Laura Hull came to the two-hour book signing to buy one of Roberts' books for a friend.
"I have one of her books," Hull said. She counted herself as a new and growing fan.
Nancy Strine said Nora Roberts' books and audiotapes make her daily two-hour commute to and from Washington, D.C., bearable.
"Riding into the city, I can either listen to her books or read them on the bus," Strine said. She just read 'Seaswept' which is one of three new books set on the shores of the Chesapeake Bay.
Some of the 30-plus enthusiasts brought their own books while others bought paperback and hardback copies provided for those attending the signing.
The author of more than 115 published novels, Roberts has had as many as six bestsellers in one year. Known for their romance, suspense and a combination of both, several of her books have been translated into films.
"With both suspense and romance, there is a lot of research to do and a lot of character development," Roberts said. The common thread in all her works, she said, is that they are character-driven.
A few years ago, Roberts said she took a call from her publisher who suggested she needed a hobby.
"I told her I'm fast-paced ... that's the way I write. I told her I don't need a hobby," Roberts said.

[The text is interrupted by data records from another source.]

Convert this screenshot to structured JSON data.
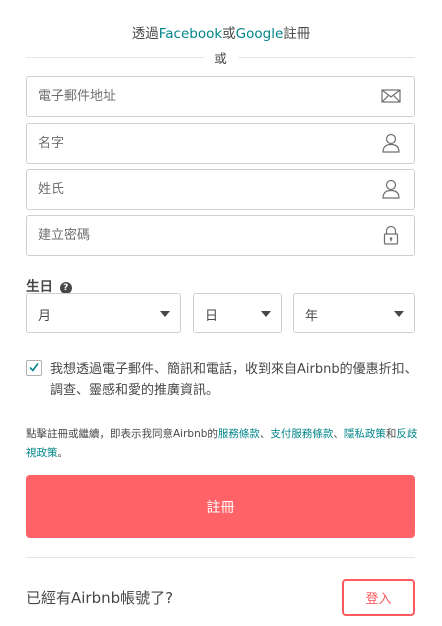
{
  "social": {
    "prefix": "透過",
    "facebook": "Facebook",
    "or": "或",
    "google": "Google",
    "suffix": "註冊"
  },
  "divider": {
    "text": "或"
  },
  "fields": {
    "email_placeholder": "電子郵件地址",
    "first_name_placeholder": "名字",
    "last_name_placeholder": "姓氏",
    "password_placeholder": "建立密碼"
  },
  "birthday": {
    "label": "生日",
    "help_icon": "?",
    "month": "月",
    "day": "日",
    "year": "年"
  },
  "consent": {
    "checked": true,
    "text": "我想透過電子郵件、簡訊和電話，收到來自Airbnb的優惠折扣、調查、靈感和愛的推廣資訊。"
  },
  "terms": {
    "prefix": "點擊註冊或繼續，即表示我同意Airbnb的",
    "service_terms": "服務條款",
    "sep1": "、",
    "payment_terms": "支付服務條款",
    "sep2": "、",
    "privacy_policy": "隱私政策",
    "and": "和",
    "nondiscrimination": "反歧視政策",
    "end": "。"
  },
  "signup_button": "註冊",
  "footer": {
    "already_text": "已經有Airbnb帳號了?",
    "login_button": "登入"
  },
  "colors": {
    "brand": "#ff5a5f",
    "link": "#008489",
    "text": "#484848"
  }
}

But she soon decided perhaps a hobby would be a good idea so she decided to start writing futuristic books under the pseudonym, J.D. Robb - her idea of a hobby.
So far, several books have been published under that name, marked with that 21st century genre and recurring character of a female homicide police officer, Eve Dallas.
And what does Nora Roberts read?
"Everything ... across the board," Roberts said. "Lately I've been reading a lot of James Patterson and also Patricia Gaffney, a friend and author who lives in Blue Ridge Summit, Pa."